Task goal :: Write out each record a second time, exactly.

Dataset content ::
►

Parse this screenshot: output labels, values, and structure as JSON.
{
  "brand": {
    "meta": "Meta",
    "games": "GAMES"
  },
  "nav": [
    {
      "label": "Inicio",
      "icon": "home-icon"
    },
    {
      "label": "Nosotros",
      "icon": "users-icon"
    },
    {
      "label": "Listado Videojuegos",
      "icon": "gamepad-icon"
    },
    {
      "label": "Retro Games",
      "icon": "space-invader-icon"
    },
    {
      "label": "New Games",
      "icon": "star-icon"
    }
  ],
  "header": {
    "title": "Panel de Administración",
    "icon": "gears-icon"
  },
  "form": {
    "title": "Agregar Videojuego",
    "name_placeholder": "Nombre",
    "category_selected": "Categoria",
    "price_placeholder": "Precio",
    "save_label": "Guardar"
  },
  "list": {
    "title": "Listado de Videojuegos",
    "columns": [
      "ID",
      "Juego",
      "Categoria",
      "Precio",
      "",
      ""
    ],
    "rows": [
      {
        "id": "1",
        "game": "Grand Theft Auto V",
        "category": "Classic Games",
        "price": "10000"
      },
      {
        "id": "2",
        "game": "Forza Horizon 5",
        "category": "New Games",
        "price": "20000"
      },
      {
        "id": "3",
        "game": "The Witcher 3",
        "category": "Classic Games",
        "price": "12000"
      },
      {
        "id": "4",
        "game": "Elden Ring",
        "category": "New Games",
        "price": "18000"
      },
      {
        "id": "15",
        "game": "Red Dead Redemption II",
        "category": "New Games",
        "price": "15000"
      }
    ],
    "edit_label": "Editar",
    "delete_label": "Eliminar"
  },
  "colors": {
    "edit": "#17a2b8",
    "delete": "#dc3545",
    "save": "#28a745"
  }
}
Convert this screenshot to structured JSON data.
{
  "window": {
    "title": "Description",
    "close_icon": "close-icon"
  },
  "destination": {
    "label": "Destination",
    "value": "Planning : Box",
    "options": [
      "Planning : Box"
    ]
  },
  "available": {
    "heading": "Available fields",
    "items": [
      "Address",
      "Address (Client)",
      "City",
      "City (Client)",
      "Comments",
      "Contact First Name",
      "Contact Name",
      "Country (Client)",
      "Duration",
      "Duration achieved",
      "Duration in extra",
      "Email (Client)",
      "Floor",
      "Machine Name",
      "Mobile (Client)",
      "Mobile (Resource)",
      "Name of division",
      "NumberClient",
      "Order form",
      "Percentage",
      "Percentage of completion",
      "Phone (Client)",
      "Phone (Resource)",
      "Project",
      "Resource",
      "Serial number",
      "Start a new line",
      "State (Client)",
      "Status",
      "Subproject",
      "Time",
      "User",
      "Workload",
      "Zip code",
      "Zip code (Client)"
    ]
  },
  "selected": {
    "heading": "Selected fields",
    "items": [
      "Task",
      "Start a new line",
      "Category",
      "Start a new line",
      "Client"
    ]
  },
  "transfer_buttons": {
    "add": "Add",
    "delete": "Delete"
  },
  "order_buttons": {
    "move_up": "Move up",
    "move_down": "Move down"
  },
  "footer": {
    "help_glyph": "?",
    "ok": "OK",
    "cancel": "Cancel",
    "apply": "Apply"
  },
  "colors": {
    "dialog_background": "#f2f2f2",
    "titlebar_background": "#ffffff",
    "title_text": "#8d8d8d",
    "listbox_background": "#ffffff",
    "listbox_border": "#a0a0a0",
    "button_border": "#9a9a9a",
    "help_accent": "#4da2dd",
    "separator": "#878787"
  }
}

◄

Answer box ::
Parse this screenshot: output labels, values, and structure as JSON.
{
  "brand": {
    "meta": "Meta",
    "games": "GAMES"
  },
  "nav": [
    {
      "label": "Inicio",
      "icon": "home-icon"
    },
    {
      "label": "Nosotros",
      "icon": "users-icon"
    },
    {
      "label": "Listado Videojuegos",
      "icon": "gamepad-icon"
    },
    {
      "label": "Retro Games",
      "icon": "space-invader-icon"
    },
    {
      "label": "New Games",
      "icon": "star-icon"
    }
  ],
  "header": {
    "title": "Panel de Administración",
    "icon": "gears-icon"
  },
  "form": {
    "title": "Agregar Videojuego",
    "name_placeholder": "Nombre",
    "category_selected": "Categoria",
    "price_placeholder": "Precio",
    "save_label": "Guardar"
  },
  "list": {
    "title": "Listado de Videojuegos",
    "columns": [
      "ID",
      "Juego",
      "Categoria",
      "Precio",
      "",
      ""
    ],
    "rows": [
      {
        "id": "1",
        "game": "Grand Theft Auto V",
        "category": "Classic Games",
        "price": "10000"
      },
      {
        "id": "2",
        "game": "Forza Horizon 5",
        "category": "New Games",
        "price": "20000"
      },
      {
        "id": "3",
        "game": "The Witcher 3",
        "category": "Classic Games",
        "price": "12000"
      },
      {
        "id": "4",
        "game": "Elden Ring",
        "category": "New Games",
        "price": "18000"
      },
      {
        "id": "15",
        "game": "Red Dead Redemption II",
        "category": "New Games",
        "price": "15000"
      }
    ],
    "edit_label": "Editar",
    "delete_label": "Eliminar"
  },
  "colors": {
    "edit": "#17a2b8",
    "delete": "#dc3545",
    "save": "#28a745"
  }
}
Convert this screenshot to structured JSON data.
{
  "window": {
    "title": "Description",
    "close_icon": "close-icon"
  },
  "destination": {
    "label": "Destination",
    "value": "Planning : Box",
    "options": [
      "Planning : Box"
    ]
  },
  "available": {
    "heading": "Available fields",
    "items": [
      "Address",
      "Address (Client)",
      "City",
      "City (Client)",
      "Comments",
      "Contact First Name",
      "Contact Name",
      "Country (Client)",
      "Duration",
      "Duration achieved",
      "Duration in extra",
      "Email (Client)",
      "Floor",
      "Machine Name",
      "Mobile (Client)",
      "Mobile (Resource)",
      "Name of division",
      "NumberClient",
      "Order form",
      "Percentage",
      "Percentage of completion",
      "Phone (Client)",
      "Phone (Resource)",
      "Project",
      "Resource",
      "Serial number",
      "Start a new line",
      "State (Client)",
      "Status",
      "Subproject",
      "Time",
      "User",
      "Workload",
      "Zip code",
      "Zip code (Client)"
    ]
  },
  "selected": {
    "heading": "Selected fields",
    "items": [
      "Task",
      "Start a new line",
      "Category",
      "Start a new line",
      "Client"
    ]
  },
  "transfer_buttons": {
    "add": "Add",
    "delete": "Delete"
  },
  "order_buttons": {
    "move_up": "Move up",
    "move_down": "Move down"
  },
  "footer": {
    "help_glyph": "?",
    "ok": "OK",
    "cancel": "Cancel",
    "apply": "Apply"
  },
  "colors": {
    "dialog_background": "#f2f2f2",
    "titlebar_background": "#ffffff",
    "title_text": "#8d8d8d",
    "listbox_background": "#ffffff",
    "listbox_border": "#a0a0a0",
    "button_border": "#9a9a9a",
    "help_accent": "#4da2dd",
    "separator": "#878787"
  }
}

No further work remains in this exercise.